With the event adopting the unconference format for the second year running, DVB World 2023 delivered an intense day of discussions on the future of media delivery in Brussels last week. Over 120 participants gathered on Thursday morning, together building an agenda that covered a broad range of topics – 36 pitches leading to 27 sessions, running in parallel blocks throughout the day.

Session hosts were encouraged to be “output-oriented” as much as possible. This meant ensuring time was given to discussing the next steps that would move a topic forward. Almost every session report (available to DVB Members and event participants) defined such next steps, which will typically result in new requests back to the relevant DVB working groups, or further research or action by those involved in the discussions.

The DVB Project Office will hold a webinar to track progress on the next steps for all sessions in 4–6 months’ time.
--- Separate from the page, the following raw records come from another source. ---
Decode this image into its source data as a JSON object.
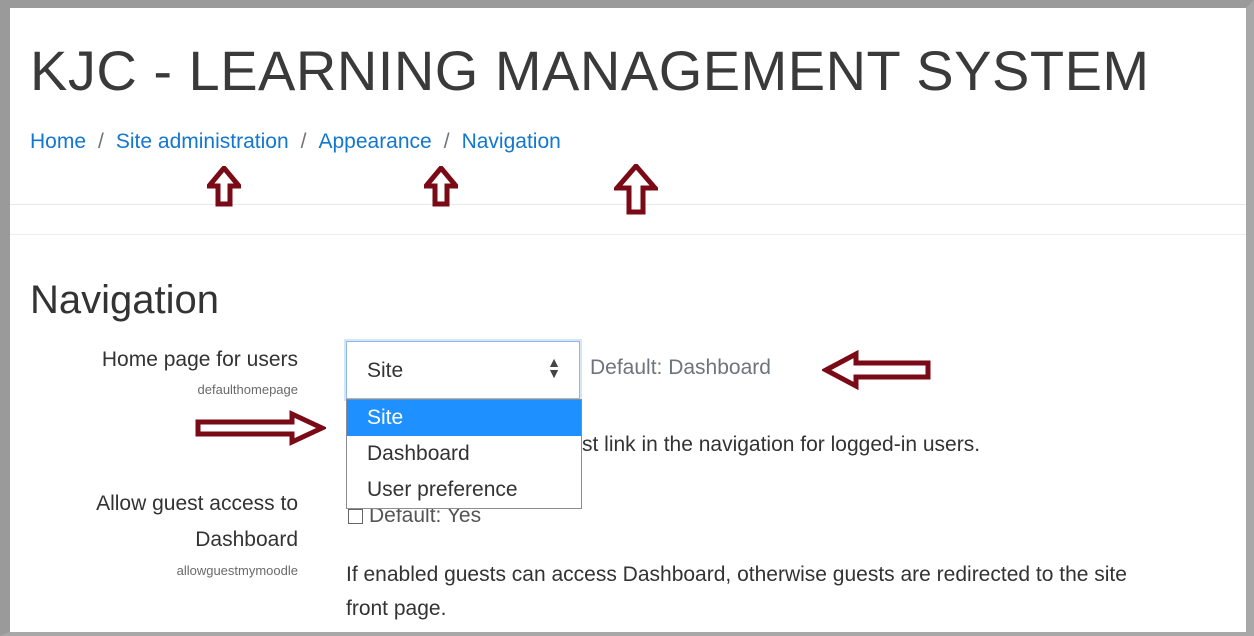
{
  "header": {
    "site_title": "KJC - LEARNING MANAGEMENT SYSTEM"
  },
  "breadcrumb": {
    "items": [
      "Home",
      "Site administration",
      "Appearance",
      "Navigation"
    ],
    "separator": "/"
  },
  "page": {
    "heading": "Navigation"
  },
  "settings": {
    "homepage": {
      "label": "Home page for users",
      "key": "defaulthomepage",
      "selected": "Site",
      "default_text": "Default: Dashboard",
      "options": [
        "Site",
        "Dashboard",
        "User preference"
      ],
      "description_visible": "st link in the navigation for logged-in users."
    },
    "guest": {
      "label_line1": "Allow guest access to",
      "label_line2": "Dashboard",
      "key": "allowguestmymoodle",
      "checkbox_text": "Default: Yes",
      "description_line1": "If enabled guests can access Dashboard, otherwise guests are redirected to the site",
      "description_line2": "front page."
    }
  },
  "colors": {
    "link": "#1177d1",
    "selected_option": "#1e90ff",
    "annotation_arrow": "#7a0a16"
  },
  "annotations": {
    "icon": "arrow-annotation-icon"
  }
}
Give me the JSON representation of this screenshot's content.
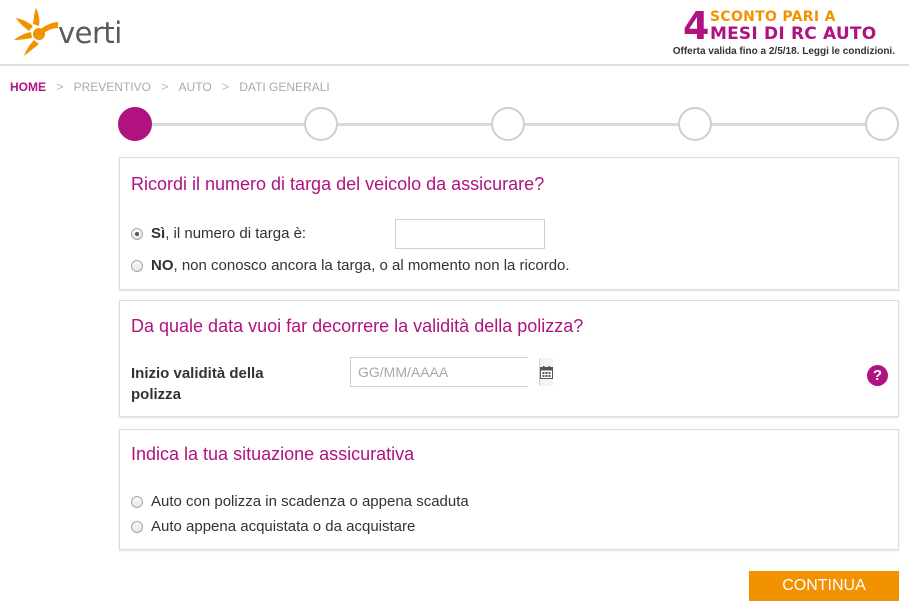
{
  "header": {
    "logo_text": "verti",
    "promo": {
      "number": "4",
      "line1": "SCONTO PARI A",
      "line2": "MESI DI RC AUTO",
      "note": "Offerta valida fino a 2/5/18. Leggi le condizioni."
    }
  },
  "breadcrumb": {
    "items": [
      "HOME",
      "PREVENTIVO",
      "AUTO",
      "DATI GENERALI"
    ],
    "separator": ">"
  },
  "stepper": {
    "total_steps": 5,
    "current_step": 1
  },
  "plate_section": {
    "title": "Ricordi il numero di targa del veicolo da assicurare?",
    "option_yes_strong": "Sì",
    "option_yes_text": ", il numero di targa è:",
    "option_no_strong": "NO",
    "option_no_text": ", non conosco ancora la targa, o al momento non la ricordo.",
    "plate_value": ""
  },
  "date_section": {
    "title": "Da quale data vuoi far decorrere la validità della polizza?",
    "label": "Inizio validità della polizza",
    "placeholder": "GG/MM/AAAA",
    "help_symbol": "?"
  },
  "insurance_section": {
    "title": "Indica la tua situazione assicurativa",
    "options": [
      "Auto con polizza in scadenza o appena scaduta",
      "Auto appena acquistata o da acquistare"
    ]
  },
  "actions": {
    "continue_label": "CONTINUA"
  },
  "colors": {
    "brand_magenta": "#b0127f",
    "brand_orange": "#f39200"
  },
  "icons": {
    "logo": "verti-star-logo-icon",
    "calendar": "calendar-icon",
    "help": "help-icon"
  }
}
DVB-I dominant

DVB-I was among the most-discussed topics at the event, effectively becoming the subject of a conference within an unconference in a series of sessions. A general scene-setting overview of how the specification itself is evolving was followed by a session featuring updates from the trial and test activities in Italy, Germany and Ireland.

A session on service discovery and service lists was followed by one on accessibility features, and another on metadata preparation. The day was rounded off with a very fruitful discussion identifying barriers to DVB-I deployment and actions to drive momentum.
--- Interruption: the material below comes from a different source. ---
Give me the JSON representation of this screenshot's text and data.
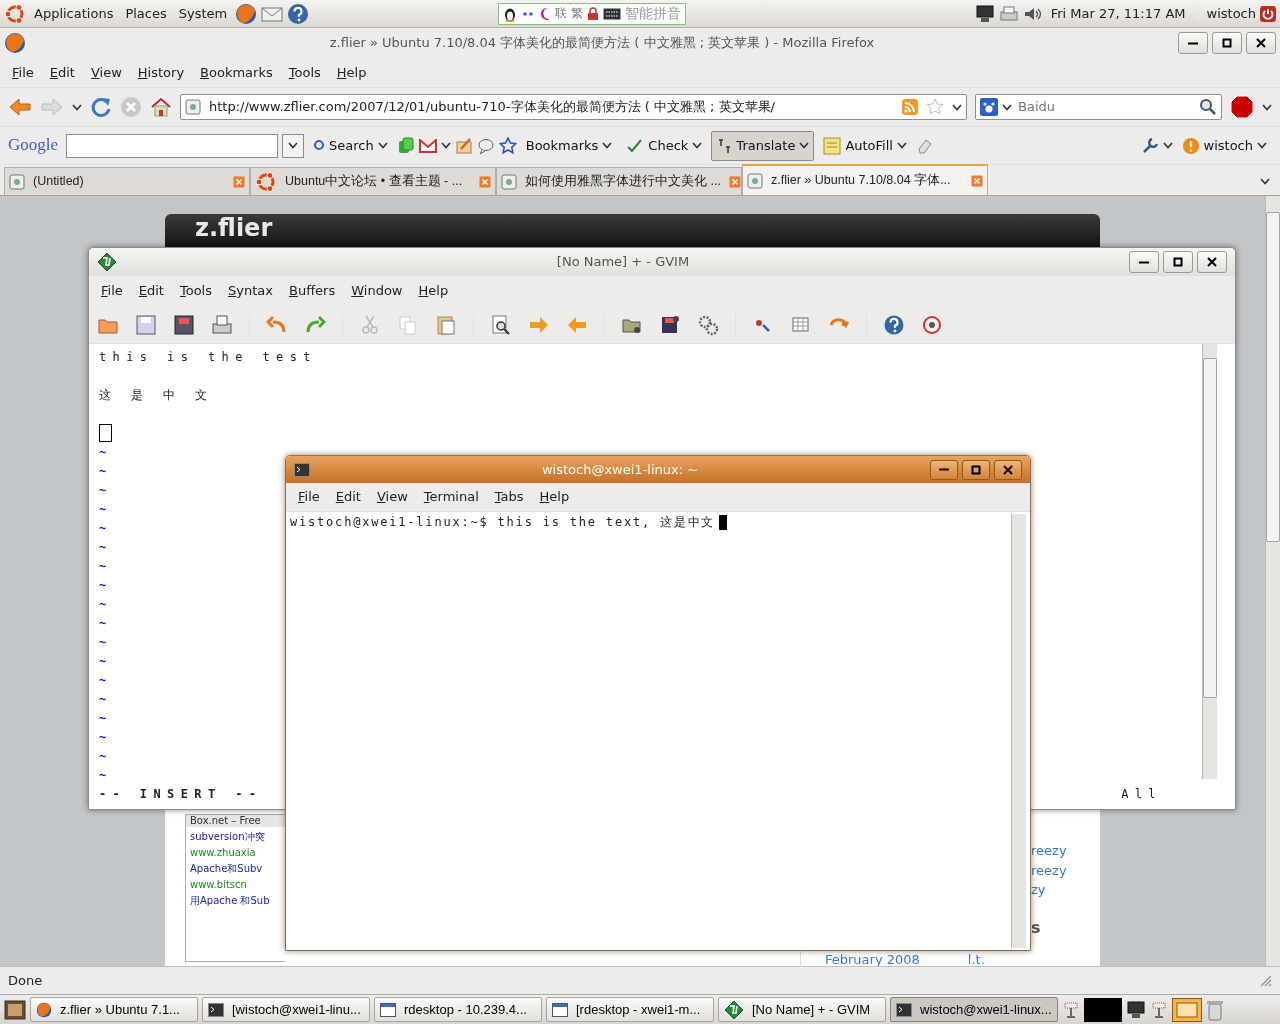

Progress on other DVB solutions

Another set of sessions focused on other existing DVB specifications and explored ways of increasing their deployment. Topics discussed included the extent to which DVB Native IP might help broadcast operators close the gap on OTT services, effective ways of getting more UHD HDR (high dynamic range) content into homes, and the challenge of encouraging uptake of DVB’s Targeted Advertising specifications.
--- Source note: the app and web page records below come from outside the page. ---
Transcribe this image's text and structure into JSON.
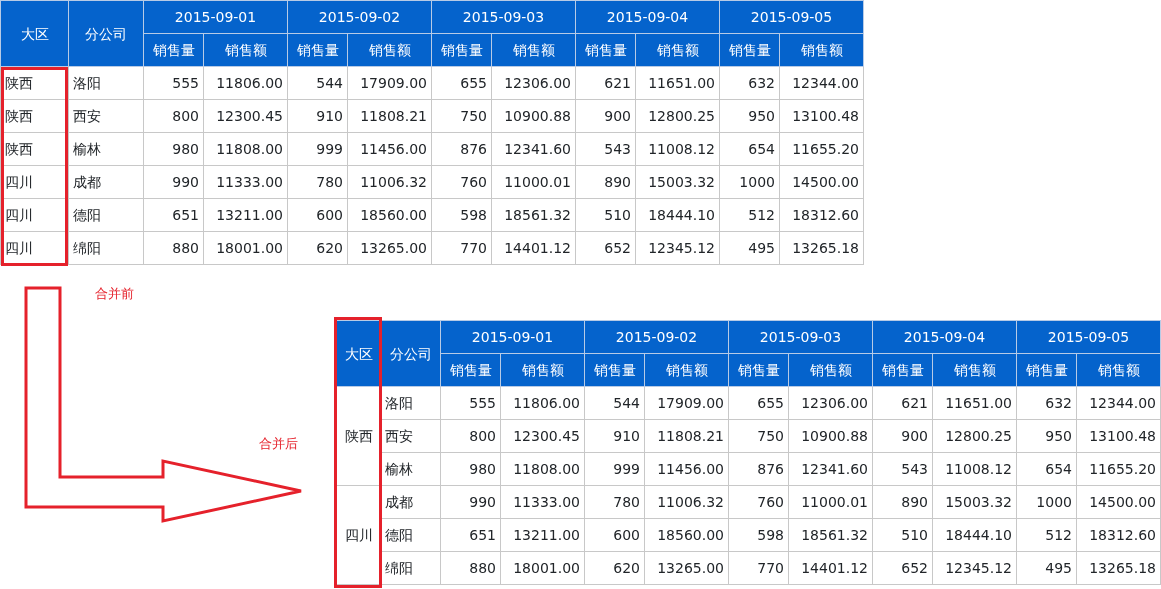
{
  "before_table": {
    "headers": {
      "region": "大区",
      "branch": "分公司",
      "dates": [
        {
          "date": "2015-09-01",
          "sub": [
            "销售量",
            "销售额"
          ]
        },
        {
          "date": "2015-09-02",
          "sub": [
            "销售量",
            "销售额"
          ]
        },
        {
          "date": "2015-09-03",
          "sub": [
            "销售量",
            "销售额"
          ]
        },
        {
          "date": "2015-09-04",
          "sub": [
            "销售量",
            "销售额"
          ]
        },
        {
          "date": "2015-09-05",
          "sub": [
            "销售量",
            "销售额"
          ]
        }
      ]
    },
    "rows": [
      {
        "region": "陕西",
        "branch": "洛阳",
        "values": [
          "555",
          "11806.00",
          "544",
          "17909.00",
          "655",
          "12306.00",
          "621",
          "11651.00",
          "632",
          "12344.00"
        ]
      },
      {
        "region": "陕西",
        "branch": "西安",
        "values": [
          "800",
          "12300.45",
          "910",
          "11808.21",
          "750",
          "10900.88",
          "900",
          "12800.25",
          "950",
          "13100.48"
        ]
      },
      {
        "region": "陕西",
        "branch": "榆林",
        "values": [
          "980",
          "11808.00",
          "999",
          "11456.00",
          "876",
          "12341.60",
          "543",
          "11008.12",
          "654",
          "11655.20"
        ]
      },
      {
        "region": "四川",
        "branch": "成都",
        "values": [
          "990",
          "11333.00",
          "780",
          "11006.32",
          "760",
          "11000.01",
          "890",
          "15003.32",
          "1000",
          "14500.00"
        ]
      },
      {
        "region": "四川",
        "branch": "德阳",
        "values": [
          "651",
          "13211.00",
          "600",
          "18560.00",
          "598",
          "18561.32",
          "510",
          "18444.10",
          "512",
          "18312.60"
        ]
      },
      {
        "region": "四川",
        "branch": "绵阳",
        "values": [
          "880",
          "18001.00",
          "620",
          "13265.00",
          "770",
          "14401.12",
          "652",
          "12345.12",
          "495",
          "13265.18"
        ]
      }
    ]
  },
  "label_before": "合并前",
  "label_after": "合并后",
  "after_table": {
    "headers": {
      "region": "大区",
      "branch": "分公司",
      "dates": [
        {
          "date": "2015-09-01",
          "sub": [
            "销售量",
            "销售额"
          ]
        },
        {
          "date": "2015-09-02",
          "sub": [
            "销售量",
            "销售额"
          ]
        },
        {
          "date": "2015-09-03",
          "sub": [
            "销售量",
            "销售额"
          ]
        },
        {
          "date": "2015-09-04",
          "sub": [
            "销售量",
            "销售额"
          ]
        },
        {
          "date": "2015-09-05",
          "sub": [
            "销售量",
            "销售额"
          ]
        }
      ]
    },
    "regions": [
      {
        "region": "陕西",
        "branches": [
          {
            "branch": "洛阳",
            "values": [
              "555",
              "11806.00",
              "544",
              "17909.00",
              "655",
              "12306.00",
              "621",
              "11651.00",
              "632",
              "12344.00"
            ]
          },
          {
            "branch": "西安",
            "values": [
              "800",
              "12300.45",
              "910",
              "11808.21",
              "750",
              "10900.88",
              "900",
              "12800.25",
              "950",
              "13100.48"
            ]
          },
          {
            "branch": "榆林",
            "values": [
              "980",
              "11808.00",
              "999",
              "11456.00",
              "876",
              "12341.60",
              "543",
              "11008.12",
              "654",
              "11655.20"
            ]
          }
        ]
      },
      {
        "region": "四川",
        "branches": [
          {
            "branch": "成都",
            "values": [
              "990",
              "11333.00",
              "780",
              "11006.32",
              "760",
              "11000.01",
              "890",
              "15003.32",
              "1000",
              "14500.00"
            ]
          },
          {
            "branch": "德阳",
            "values": [
              "651",
              "13211.00",
              "600",
              "18560.00",
              "598",
              "18561.32",
              "510",
              "18444.10",
              "512",
              "18312.60"
            ]
          },
          {
            "branch": "绵阳",
            "values": [
              "880",
              "18001.00",
              "620",
              "13265.00",
              "770",
              "14401.12",
              "652",
              "12345.12",
              "495",
              "13265.18"
            ]
          }
        ]
      }
    ]
  }
}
There was also a session on how DVB-SIS (Single Illumination System) might gain more market traction if there were a renewed focus on verification and validation (V&V) as a means of easing deployment.

New technologies and trends

Wider industry trends inspired several sessions, with participants exploring where there might be some new standardization work for the DVB Project to undertake across a diverse range of topics. One session, for example, asked what might be needed beyond existing DRM (digital rights management) solutions for OTT content; another discussed whether open caching technology could have a role to play in DVB-MABR and DVB-NIP; and several other sessions looked at new user experience technologies such as film grain synthesis, haptics and volumetric video.

Other topics appearing on the agenda included sustainability – and specifically the contribution that “good enough content” and “good enough delivery” can make, as well as the potential conflict with the goal of resilience – and questions around fragmentation in global standards and the potential for finding more commonalities.

Looking inward

Finally, some of those most active in the running of the DVB Project took the opportunity to canvas opinions and inputs, including from non-members, on how the organization can evolve for the better. This included, for example, a session on how to get more involvement in DVB activities from younger generations and another on how the organization’s promotional budget can be best allocated to ensure better awareness and understanding of DVB specifications. There were also discussions on reference tools and test content that could be made available to implementers.

The day was rounded off with a “closing circle”, where every session host gave a brief summary of their session and what they expected will happen next. A report has been filed on every session and is available to DVB World 2023 attendees and to DVB Members via the Unconference Hub.